- Work required: Each line of data below is to be returned exactly, leaving out any picture.

─── Material for the task

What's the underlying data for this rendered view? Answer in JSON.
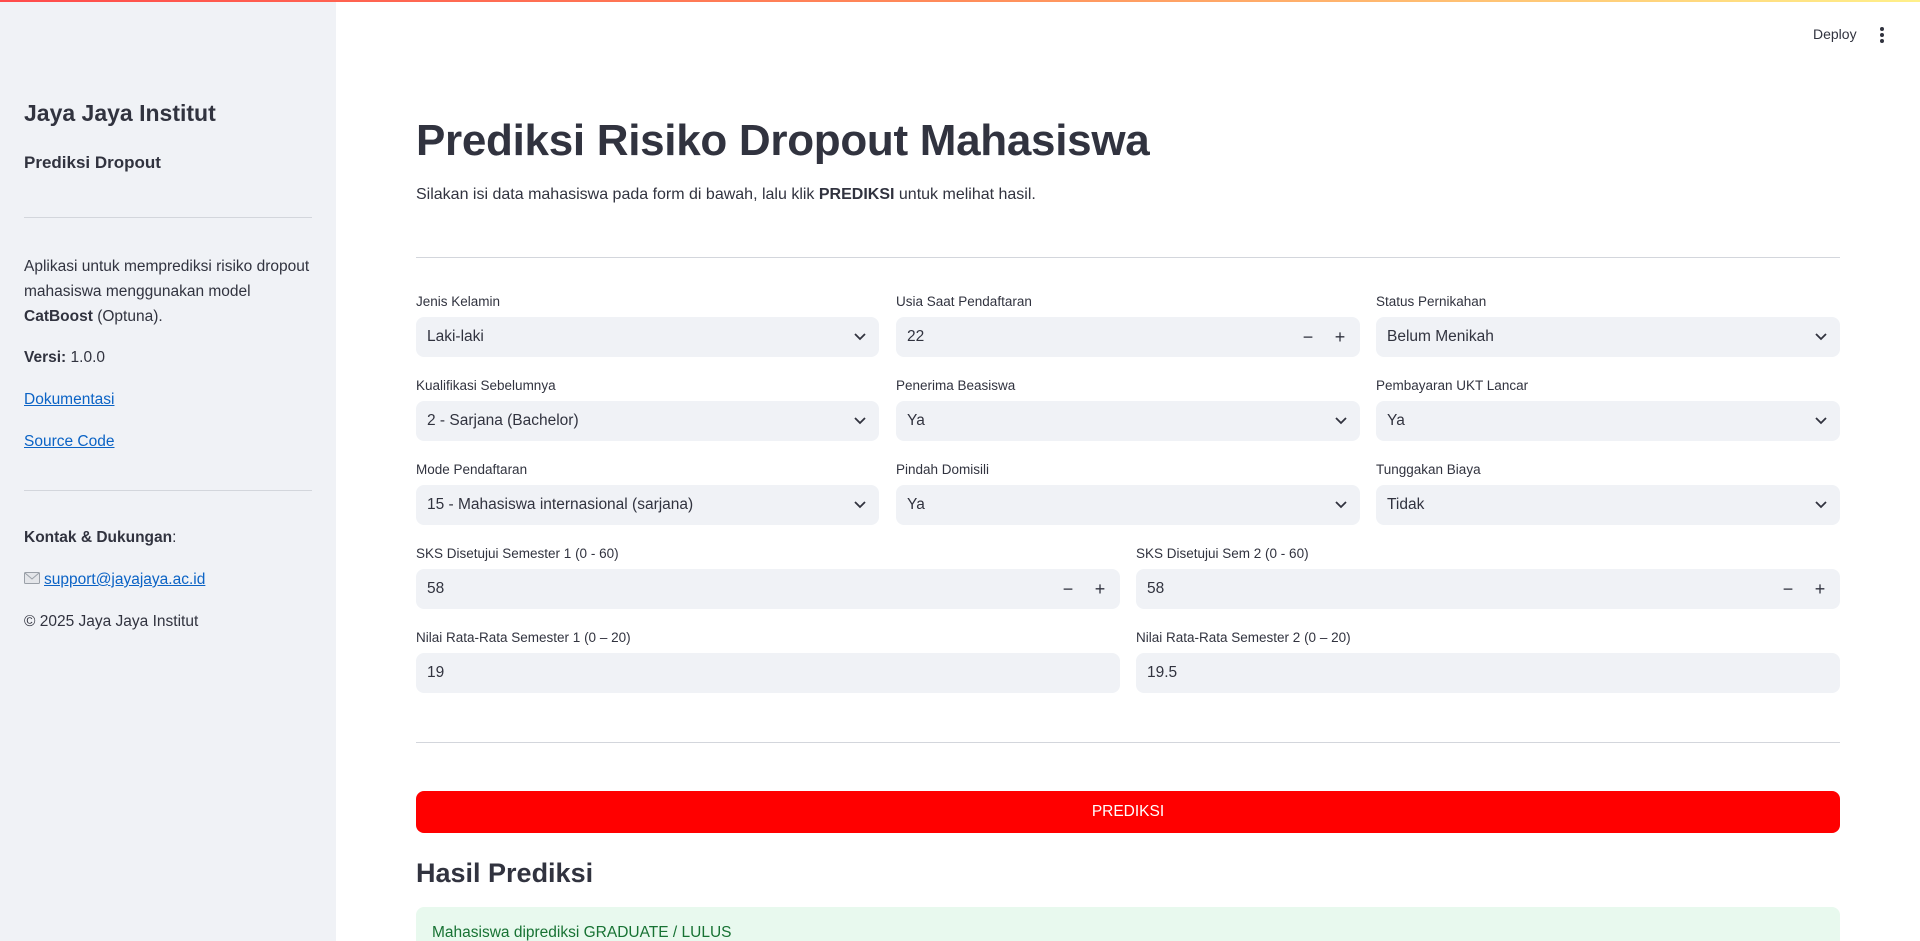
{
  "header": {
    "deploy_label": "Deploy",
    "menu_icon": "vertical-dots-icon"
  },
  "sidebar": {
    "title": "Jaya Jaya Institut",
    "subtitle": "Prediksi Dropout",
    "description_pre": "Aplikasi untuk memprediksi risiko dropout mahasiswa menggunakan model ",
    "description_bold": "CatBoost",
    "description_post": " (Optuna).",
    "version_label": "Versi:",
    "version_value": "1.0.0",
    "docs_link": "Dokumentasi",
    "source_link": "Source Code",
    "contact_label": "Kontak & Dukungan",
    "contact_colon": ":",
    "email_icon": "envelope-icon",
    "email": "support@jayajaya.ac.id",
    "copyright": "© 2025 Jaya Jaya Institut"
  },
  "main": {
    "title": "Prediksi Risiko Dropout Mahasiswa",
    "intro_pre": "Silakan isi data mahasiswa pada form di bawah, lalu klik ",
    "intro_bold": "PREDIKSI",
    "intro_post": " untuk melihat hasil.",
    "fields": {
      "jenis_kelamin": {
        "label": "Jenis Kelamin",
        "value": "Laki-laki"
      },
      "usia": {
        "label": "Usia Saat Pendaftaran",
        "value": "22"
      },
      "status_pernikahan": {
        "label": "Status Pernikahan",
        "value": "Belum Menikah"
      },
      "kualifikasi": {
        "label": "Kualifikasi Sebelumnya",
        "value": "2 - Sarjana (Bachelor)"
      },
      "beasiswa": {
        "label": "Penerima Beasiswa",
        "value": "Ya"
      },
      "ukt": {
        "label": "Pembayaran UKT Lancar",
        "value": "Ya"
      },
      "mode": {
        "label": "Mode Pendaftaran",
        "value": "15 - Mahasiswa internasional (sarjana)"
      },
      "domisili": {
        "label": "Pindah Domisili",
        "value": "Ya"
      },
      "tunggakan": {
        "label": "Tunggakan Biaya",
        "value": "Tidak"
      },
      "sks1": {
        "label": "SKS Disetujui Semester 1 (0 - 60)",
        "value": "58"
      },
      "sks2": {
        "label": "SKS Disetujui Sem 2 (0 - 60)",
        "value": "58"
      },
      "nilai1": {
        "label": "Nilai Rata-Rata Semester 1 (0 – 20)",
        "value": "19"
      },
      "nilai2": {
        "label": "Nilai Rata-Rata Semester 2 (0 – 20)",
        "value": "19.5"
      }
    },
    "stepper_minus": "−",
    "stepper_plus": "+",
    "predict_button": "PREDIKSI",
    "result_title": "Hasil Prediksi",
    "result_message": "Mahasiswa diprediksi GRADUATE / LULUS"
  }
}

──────

- Answer to this task:
What's the underlying data for this rendered view? Answer in JSON.
{
  "header": {
    "deploy_label": "Deploy",
    "menu_icon": "vertical-dots-icon"
  },
  "sidebar": {
    "title": "Jaya Jaya Institut",
    "subtitle": "Prediksi Dropout",
    "description_pre": "Aplikasi untuk memprediksi risiko dropout mahasiswa menggunakan model ",
    "description_bold": "CatBoost",
    "description_post": " (Optuna).",
    "version_label": "Versi:",
    "version_value": "1.0.0",
    "docs_link": "Dokumentasi",
    "source_link": "Source Code",
    "contact_label": "Kontak & Dukungan",
    "contact_colon": ":",
    "email_icon": "envelope-icon",
    "email": "support@jayajaya.ac.id",
    "copyright": "© 2025 Jaya Jaya Institut"
  },
  "main": {
    "title": "Prediksi Risiko Dropout Mahasiswa",
    "intro_pre": "Silakan isi data mahasiswa pada form di bawah, lalu klik ",
    "intro_bold": "PREDIKSI",
    "intro_post": " untuk melihat hasil.",
    "fields": {
      "jenis_kelamin": {
        "label": "Jenis Kelamin",
        "value": "Laki-laki"
      },
      "usia": {
        "label": "Usia Saat Pendaftaran",
        "value": "22"
      },
      "status_pernikahan": {
        "label": "Status Pernikahan",
        "value": "Belum Menikah"
      },
      "kualifikasi": {
        "label": "Kualifikasi Sebelumnya",
        "value": "2 - Sarjana (Bachelor)"
      },
      "beasiswa": {
        "label": "Penerima Beasiswa",
        "value": "Ya"
      },
      "ukt": {
        "label": "Pembayaran UKT Lancar",
        "value": "Ya"
      },
      "mode": {
        "label": "Mode Pendaftaran",
        "value": "15 - Mahasiswa internasional (sarjana)"
      },
      "domisili": {
        "label": "Pindah Domisili",
        "value": "Ya"
      },
      "tunggakan": {
        "label": "Tunggakan Biaya",
        "value": "Tidak"
      },
      "sks1": {
        "label": "SKS Disetujui Semester 1 (0 - 60)",
        "value": "58"
      },
      "sks2": {
        "label": "SKS Disetujui Sem 2 (0 - 60)",
        "value": "58"
      },
      "nilai1": {
        "label": "Nilai Rata-Rata Semester 1 (0 – 20)",
        "value": "19"
      },
      "nilai2": {
        "label": "Nilai Rata-Rata Semester 2 (0 – 20)",
        "value": "19.5"
      }
    },
    "stepper_minus": "−",
    "stepper_plus": "+",
    "predict_button": "PREDIKSI",
    "result_title": "Hasil Prediksi",
    "result_message": "Mahasiswa diprediksi GRADUATE / LULUS"
  }
}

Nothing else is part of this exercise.